Legion hosts panel discussion about veterans’ contributions to national security
Council on Foreign Relations International Affairs fellow Kate Bateman speaks during a panel discussion Sept. 25 at The American Legion National Headquarters office in Washington, D.C.

Legion hosts panel discussion about veterans’ contributions to national security

The American Legion’s National Security Division hosted a panel discussion with Spirit of America on Sept. 25 on Veterans Continuing to Serve: Harnessing the Power of American Veterans in Support of National Security.​ More than 25 veterans and civilians attended the event, held at the Legion’s National Headquarters office in Washington, D.C.

“The last two decades of conflict have revealed a requirement for whole of society approaches to our nation’s security and stability challenges,” said National Security Division Assistant Director Eric Goepel. “Given the current threat environment, it has never been more vital that we harness all aspects of national power to prevent, mitigate and resolve conflict.”

Goepel said one often-overlooked resource is the veteran community represented by The American Legion.

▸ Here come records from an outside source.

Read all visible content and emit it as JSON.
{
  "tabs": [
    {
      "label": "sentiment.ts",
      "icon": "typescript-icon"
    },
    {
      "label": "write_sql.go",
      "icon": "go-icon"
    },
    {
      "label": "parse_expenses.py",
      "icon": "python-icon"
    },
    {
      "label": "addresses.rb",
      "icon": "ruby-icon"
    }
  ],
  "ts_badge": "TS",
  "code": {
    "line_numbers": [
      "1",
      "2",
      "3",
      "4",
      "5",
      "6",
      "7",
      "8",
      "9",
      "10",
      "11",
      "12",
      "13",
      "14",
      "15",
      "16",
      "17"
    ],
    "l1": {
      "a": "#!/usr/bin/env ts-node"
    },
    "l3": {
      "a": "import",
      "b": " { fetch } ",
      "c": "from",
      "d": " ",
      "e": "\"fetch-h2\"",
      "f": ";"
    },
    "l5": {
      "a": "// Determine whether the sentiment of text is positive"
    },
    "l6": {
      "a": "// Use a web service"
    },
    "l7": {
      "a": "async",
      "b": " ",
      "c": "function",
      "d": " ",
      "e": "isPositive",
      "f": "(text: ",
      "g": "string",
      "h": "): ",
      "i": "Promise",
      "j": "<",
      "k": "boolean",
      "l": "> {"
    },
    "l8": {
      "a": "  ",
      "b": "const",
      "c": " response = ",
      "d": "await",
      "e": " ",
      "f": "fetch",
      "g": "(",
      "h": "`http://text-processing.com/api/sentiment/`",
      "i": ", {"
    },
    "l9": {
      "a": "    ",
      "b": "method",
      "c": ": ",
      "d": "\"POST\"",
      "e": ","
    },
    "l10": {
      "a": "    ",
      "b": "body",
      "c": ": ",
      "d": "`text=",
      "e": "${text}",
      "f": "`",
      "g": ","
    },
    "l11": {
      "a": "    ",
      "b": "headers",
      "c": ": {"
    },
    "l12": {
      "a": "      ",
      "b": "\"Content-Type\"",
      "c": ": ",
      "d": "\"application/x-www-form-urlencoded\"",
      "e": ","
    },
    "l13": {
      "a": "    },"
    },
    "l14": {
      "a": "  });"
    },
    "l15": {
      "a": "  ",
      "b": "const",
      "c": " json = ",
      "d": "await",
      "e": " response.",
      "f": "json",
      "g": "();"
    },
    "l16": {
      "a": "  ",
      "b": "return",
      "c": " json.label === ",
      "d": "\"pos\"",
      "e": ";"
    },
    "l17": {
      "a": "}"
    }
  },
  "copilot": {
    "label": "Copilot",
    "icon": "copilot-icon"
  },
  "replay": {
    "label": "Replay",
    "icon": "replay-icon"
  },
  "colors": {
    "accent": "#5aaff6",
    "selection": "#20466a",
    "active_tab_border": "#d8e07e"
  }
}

The experiences, expertise and commitment of these servicemembers have tremendous potential when it comes to the benefit of the nation’s security.

“At the end of the day, we can’t rely on government alone to be able to take on these threats. It just simply is not realistic in this 21st century threat environment (that we live in),” said Isaac Eagan, chief operating officer for Spirit of America. “We owe it to our men and women in uniform (and those serving overseas) to give them every resource we can bring to bear as a country.”

Spirit of America, a privately-funded nonprofit charity founded in 2003, offers patriotic assistance to troops and diplomats in support of their missions abroad. The organization is dedicated to providing resources that are beneficial to the nation’s safety and success at-large.

“I think there are two real clear benefits that maybe we all think about every day,” Eagan said. “Number one is providing a way to really tap into the resource (that unlocks) the potential of our veteran community, especially veterans from this newest generation of soldiers who are just taking off their uniform. They want to go and continue to serve – they understand the capabilities, the expertise and the resources that they bring to bear as veterans. They don’t want to step away from the mission entirely.”

Through a groundbreaking partnership with the U.S. military, Eagan said Spirit of America’s all-veteran field team works alongside deployed American troops to provide private-sector resources and know-how that support their missions. Once a critical need that can’t be met by the government is identified, Spirit of America seeks donations from American citizens so it can provide fast and flexible support.

“I think giving American citizens a way to directly engage, making them a partner in this (effort) and making them feel as if they have a true sense of agency in supporting our missions abroad is a very, very powerful resource,” he said. “Fundamentally, having a more engaged, more informed, and more educated citizenry makes for a far better-run country.”

When it comes to harnessing the power of veterans in national security, Goepel said Spirit of America is a prime example of citizens working together to bring the nation’s strength to bear.

“Far too often debates about the proper role of the United States in the world are boiled down to clichés,” said Kate Bateman, a visiting fellow at the Center for a New American Security/Council on Foreign Relations International Affairs. “Military operations are critical but we also need front-line civilians, diplomats, development workers, lawyers, police trainers and others who can work with local people and can tackle the root causes of conflict and instability. We need them to make it less likely that our troops need to deploy.”

For Bateman, dealing with long-term security challenges in the United States must involve a civil-military approach. Veterans can play a major role in helping other Americans better understand what threats face the nation and the tools needed to resolve them, she said.

“We’ve spent more than 16 years largely focused on mowing the grass. It is about time that we pay more attention to the soil,” said Bateman, a former official at the U.S. Department of State and Department of Defense. “Even if the U.S. had unlimited resources, many of the changes that must happen, that will make us safer, cannot be made by us. We alone cannot make (everlasting) change in another society; only the citizens of that country can make such change. Chances are the United States is going to keep trying to improve governance and security in other countries. Our track record is merely not great, but we made these efforts because we need other countries to be able to secure themselves so they don’t harbor threats to us.”

Having supported U.S. personnel in 51 countries, Spirit of America has completed more than 770 projects, including countering ISIS in northern Iraq. The organization has an open request for identification of local needs – personnel serving abroad are encouraged to email that information to staff@spiritofamerica.org.

“Spirit of America and the things that they represent is one aspect of what is different today. We need to have things like Spirit of America that tie the American people to this contemporary threat environment that we’re operating in,” said Retired Army Lt. Gen. Charles Cleveland, former commander of the U.S. Army Special Operations Command. “We know, in our core, that everyone should experience the freedoms that we have. I think we’re in a special place and that’s how we need to take a look at it going forward.”